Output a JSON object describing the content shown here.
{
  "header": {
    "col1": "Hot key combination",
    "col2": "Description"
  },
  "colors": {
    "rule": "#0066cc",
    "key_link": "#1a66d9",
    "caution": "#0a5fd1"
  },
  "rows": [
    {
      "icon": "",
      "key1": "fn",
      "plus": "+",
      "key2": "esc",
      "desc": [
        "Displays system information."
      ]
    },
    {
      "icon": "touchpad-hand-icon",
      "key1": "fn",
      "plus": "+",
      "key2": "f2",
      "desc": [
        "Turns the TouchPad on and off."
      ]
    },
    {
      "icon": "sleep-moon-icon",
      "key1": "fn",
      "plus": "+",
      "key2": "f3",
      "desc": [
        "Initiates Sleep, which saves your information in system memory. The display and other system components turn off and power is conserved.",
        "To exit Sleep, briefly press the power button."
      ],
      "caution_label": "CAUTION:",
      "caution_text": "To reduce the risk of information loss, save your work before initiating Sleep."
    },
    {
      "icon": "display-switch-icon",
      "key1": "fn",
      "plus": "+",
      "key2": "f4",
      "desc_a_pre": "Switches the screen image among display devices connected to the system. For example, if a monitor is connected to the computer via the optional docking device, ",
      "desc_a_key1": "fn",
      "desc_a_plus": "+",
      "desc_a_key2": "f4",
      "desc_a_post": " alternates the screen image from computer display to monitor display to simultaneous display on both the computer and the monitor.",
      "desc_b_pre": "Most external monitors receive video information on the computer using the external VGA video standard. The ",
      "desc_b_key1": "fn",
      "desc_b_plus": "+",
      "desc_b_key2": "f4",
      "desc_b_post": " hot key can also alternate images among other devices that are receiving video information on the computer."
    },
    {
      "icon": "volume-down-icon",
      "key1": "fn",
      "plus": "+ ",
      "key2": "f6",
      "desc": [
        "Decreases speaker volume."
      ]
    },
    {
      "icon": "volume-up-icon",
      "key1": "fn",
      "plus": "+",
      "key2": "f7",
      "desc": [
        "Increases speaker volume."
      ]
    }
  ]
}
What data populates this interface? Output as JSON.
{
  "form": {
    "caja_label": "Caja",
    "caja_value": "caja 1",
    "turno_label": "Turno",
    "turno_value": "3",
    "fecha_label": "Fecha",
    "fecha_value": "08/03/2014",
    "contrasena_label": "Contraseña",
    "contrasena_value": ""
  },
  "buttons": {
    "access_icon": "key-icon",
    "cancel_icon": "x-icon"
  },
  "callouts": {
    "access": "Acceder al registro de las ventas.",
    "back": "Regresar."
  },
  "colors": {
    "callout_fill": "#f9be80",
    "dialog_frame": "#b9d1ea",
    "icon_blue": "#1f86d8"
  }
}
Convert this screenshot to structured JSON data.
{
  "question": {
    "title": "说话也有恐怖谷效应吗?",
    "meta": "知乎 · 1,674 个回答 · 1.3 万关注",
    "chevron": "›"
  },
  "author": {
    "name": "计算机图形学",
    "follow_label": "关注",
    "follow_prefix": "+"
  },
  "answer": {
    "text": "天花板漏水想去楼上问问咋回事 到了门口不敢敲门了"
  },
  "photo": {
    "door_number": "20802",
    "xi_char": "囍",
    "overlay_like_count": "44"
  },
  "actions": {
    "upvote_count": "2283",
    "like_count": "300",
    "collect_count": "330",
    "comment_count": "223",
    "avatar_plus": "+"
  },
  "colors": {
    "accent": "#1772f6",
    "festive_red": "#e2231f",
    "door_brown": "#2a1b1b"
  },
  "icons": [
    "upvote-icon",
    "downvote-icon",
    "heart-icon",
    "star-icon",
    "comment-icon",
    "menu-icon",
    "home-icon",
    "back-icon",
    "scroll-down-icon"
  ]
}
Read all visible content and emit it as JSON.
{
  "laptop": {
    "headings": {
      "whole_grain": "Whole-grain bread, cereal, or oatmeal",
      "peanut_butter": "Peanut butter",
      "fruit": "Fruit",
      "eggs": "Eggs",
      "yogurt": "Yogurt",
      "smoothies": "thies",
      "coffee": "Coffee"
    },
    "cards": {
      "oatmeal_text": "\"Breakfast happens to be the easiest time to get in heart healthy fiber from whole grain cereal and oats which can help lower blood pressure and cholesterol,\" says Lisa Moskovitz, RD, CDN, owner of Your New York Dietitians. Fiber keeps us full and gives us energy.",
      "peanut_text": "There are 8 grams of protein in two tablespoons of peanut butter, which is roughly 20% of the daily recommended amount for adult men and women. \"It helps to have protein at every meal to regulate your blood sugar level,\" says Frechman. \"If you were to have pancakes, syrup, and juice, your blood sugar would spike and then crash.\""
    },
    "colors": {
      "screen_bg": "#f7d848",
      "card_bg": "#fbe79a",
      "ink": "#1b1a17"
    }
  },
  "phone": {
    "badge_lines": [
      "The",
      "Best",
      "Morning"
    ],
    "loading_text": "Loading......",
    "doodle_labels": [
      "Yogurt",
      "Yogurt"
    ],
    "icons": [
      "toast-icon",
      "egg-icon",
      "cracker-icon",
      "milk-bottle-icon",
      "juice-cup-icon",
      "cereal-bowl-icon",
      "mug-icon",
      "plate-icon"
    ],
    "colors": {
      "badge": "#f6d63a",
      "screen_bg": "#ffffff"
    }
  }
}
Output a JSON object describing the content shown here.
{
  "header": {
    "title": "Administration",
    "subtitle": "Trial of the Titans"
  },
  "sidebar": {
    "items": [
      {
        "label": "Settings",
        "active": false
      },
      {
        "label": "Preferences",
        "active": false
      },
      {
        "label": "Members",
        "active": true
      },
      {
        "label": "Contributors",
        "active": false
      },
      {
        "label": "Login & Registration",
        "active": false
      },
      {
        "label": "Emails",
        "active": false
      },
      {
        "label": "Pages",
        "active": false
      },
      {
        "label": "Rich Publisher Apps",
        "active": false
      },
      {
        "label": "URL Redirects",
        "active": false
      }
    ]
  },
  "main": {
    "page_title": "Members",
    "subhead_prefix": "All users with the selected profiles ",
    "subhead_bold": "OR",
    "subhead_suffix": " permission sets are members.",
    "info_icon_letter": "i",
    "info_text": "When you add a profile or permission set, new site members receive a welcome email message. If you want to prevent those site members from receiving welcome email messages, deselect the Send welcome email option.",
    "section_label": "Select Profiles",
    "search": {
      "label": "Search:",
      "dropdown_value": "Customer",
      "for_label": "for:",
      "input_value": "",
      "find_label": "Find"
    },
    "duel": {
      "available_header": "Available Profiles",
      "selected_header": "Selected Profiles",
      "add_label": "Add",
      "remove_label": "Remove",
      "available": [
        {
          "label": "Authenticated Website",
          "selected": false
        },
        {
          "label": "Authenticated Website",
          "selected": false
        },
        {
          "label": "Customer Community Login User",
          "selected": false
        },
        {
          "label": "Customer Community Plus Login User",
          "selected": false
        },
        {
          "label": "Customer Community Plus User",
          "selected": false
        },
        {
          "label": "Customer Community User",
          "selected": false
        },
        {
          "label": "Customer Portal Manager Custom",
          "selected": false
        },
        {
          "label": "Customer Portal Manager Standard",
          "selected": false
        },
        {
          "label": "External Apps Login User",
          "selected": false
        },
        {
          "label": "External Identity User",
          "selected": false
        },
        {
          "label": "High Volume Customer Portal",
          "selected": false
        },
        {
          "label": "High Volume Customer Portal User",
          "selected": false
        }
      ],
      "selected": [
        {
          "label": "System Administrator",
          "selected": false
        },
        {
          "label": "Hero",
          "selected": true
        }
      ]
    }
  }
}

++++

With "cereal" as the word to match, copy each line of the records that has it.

## Answer for this exercise
      "whole_grain": "Whole-grain bread, cereal, or oatmeal",
      "oatmeal_text": "\"Breakfast happens to be the easiest time to get in heart healthy fiber from whole grain cereal and oats which can help lower blood pressure and cholesterol,\" says Lisa Moskovitz, RD, CDN, owner of Your New York Dietitians. Fiber keeps us full and gives us energy.",
      "cereal-bowl-icon",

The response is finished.